■ What is required ■
In the records, find each line where "heading" occurs, and copy it.

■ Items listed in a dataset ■
▽

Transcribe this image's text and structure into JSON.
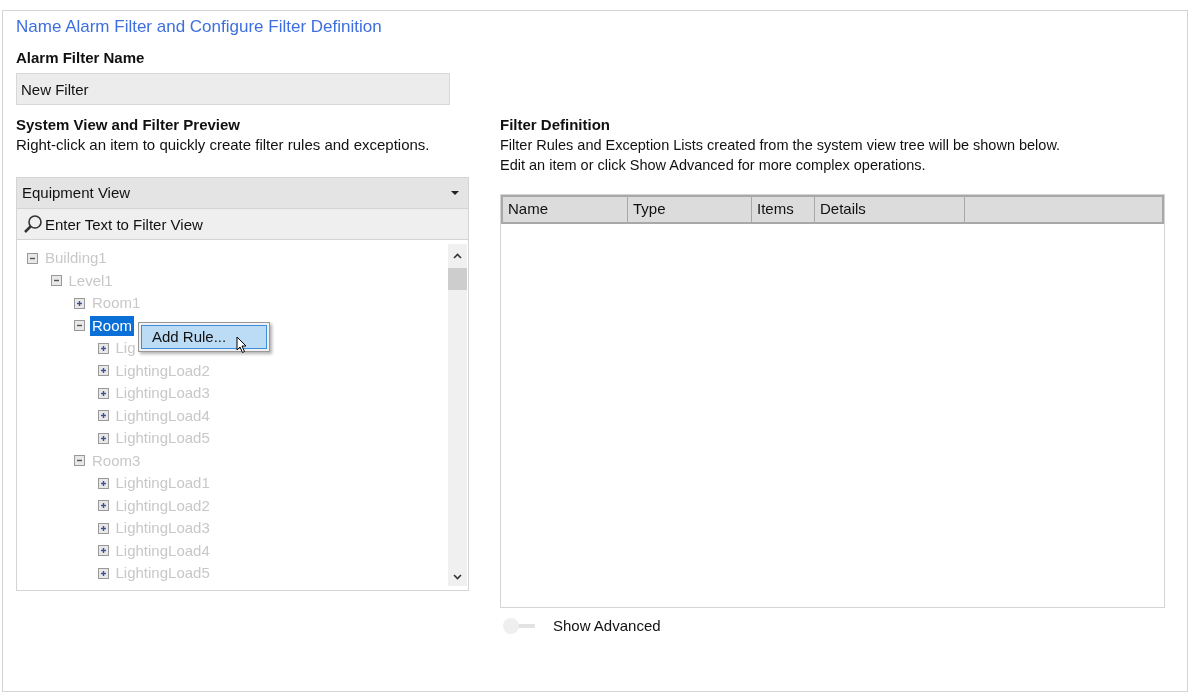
{
  "title": "Name Alarm Filter and Configure Filter Definition",
  "filter_name": {
    "label": "Alarm Filter Name",
    "value": "New Filter"
  },
  "system_view": {
    "heading": "System View and Filter Preview",
    "hint": "Right-click an item to quickly create filter rules and exceptions.",
    "view_dropdown": {
      "value": "Equipment View"
    },
    "search": {
      "placeholder": "Enter Text to Filter View"
    },
    "tree": [
      {
        "label": "Building1",
        "expanded": true,
        "selected": false,
        "children": [
          {
            "label": "Level1",
            "expanded": true,
            "selected": false,
            "children": [
              {
                "label": "Room1",
                "expanded": false,
                "selected": false
              },
              {
                "label": "Room",
                "expanded": true,
                "selected": true,
                "children": [
                  {
                    "label": "Lig",
                    "expanded": false,
                    "selected": false
                  },
                  {
                    "label": "LightingLoad2",
                    "expanded": false,
                    "selected": false
                  },
                  {
                    "label": "LightingLoad3",
                    "expanded": false,
                    "selected": false
                  },
                  {
                    "label": "LightingLoad4",
                    "expanded": false,
                    "selected": false
                  },
                  {
                    "label": "LightingLoad5",
                    "expanded": false,
                    "selected": false
                  }
                ]
              },
              {
                "label": "Room3",
                "expanded": true,
                "selected": false,
                "children": [
                  {
                    "label": "LightingLoad1",
                    "expanded": false,
                    "selected": false
                  },
                  {
                    "label": "LightingLoad2",
                    "expanded": false,
                    "selected": false
                  },
                  {
                    "label": "LightingLoad3",
                    "expanded": false,
                    "selected": false
                  },
                  {
                    "label": "LightingLoad4",
                    "expanded": false,
                    "selected": false
                  },
                  {
                    "label": "LightingLoad5",
                    "expanded": false,
                    "selected": false
                  }
                ]
              }
            ]
          }
        ]
      }
    ],
    "context_menu": {
      "items": [
        {
          "label": "Add Rule...",
          "selected": true
        }
      ]
    }
  },
  "filter_definition": {
    "heading": "Filter Definition",
    "hint_lines": [
      "Filter Rules and Exception Lists created from the system view tree will be shown below.",
      "Edit an item or click Show Advanced for more complex operations."
    ],
    "table": {
      "columns": [
        "Name",
        "Type",
        "Items",
        "Details"
      ]
    },
    "show_advanced": {
      "label": "Show Advanced",
      "on": false
    }
  }
}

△

■ Task result ■
    "heading": "System View and Filter Preview",
    "heading": "Filter Definition",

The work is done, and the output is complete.